MIA-UMB News Team: Peter Simons comes from a background in the humanities where he studied English, philosophy, and art. Now working on his PhD in Counseling Psychology, his recent research has focused on conflicts of interest in the psychopharmaceutical research literature, the use of antipsychotic medications in the treatment of depression, and the general philosophical and sociopolitical implications of psychiatric taxonomy in diagnosis and treatment.

3 COMMENTS

  1. I experienced severe insomnia as a direct result of taking Effexor! This was back in 1999, summer. I had never had insomnia before and was shocked that I couldn’t sleep. Stopping Effexor solved the problem. Any other antidepressant either had no effect on sleep or caused insomnia. But of course the average shrink would say this is just “anecdotal evidence” and act all dismissive…..

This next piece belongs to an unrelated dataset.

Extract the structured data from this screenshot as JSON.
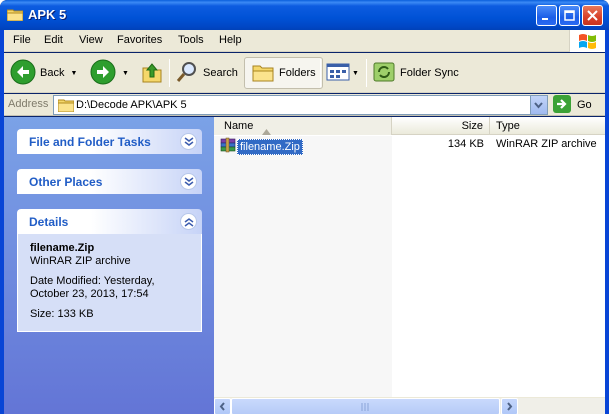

    • Fibromyalgia is considered a physical problem. Maybe caused by malabsorption or iatrogenically induced. Yet I read an article encouraging MDs to hand out SSRIs on the grounds that digestive problems caused by serotonin level upsets in the stomach often occur with ME disorders. Grrr!

      Then, if the patient goes bonkers on a bad SSRI trip tell them you unmasked a “bipolar illness.” Hot dog! Break out the champagne. Now you can force them to take 3-6 drugs even against their will.

      CHA CHING! The sound of money for human souls.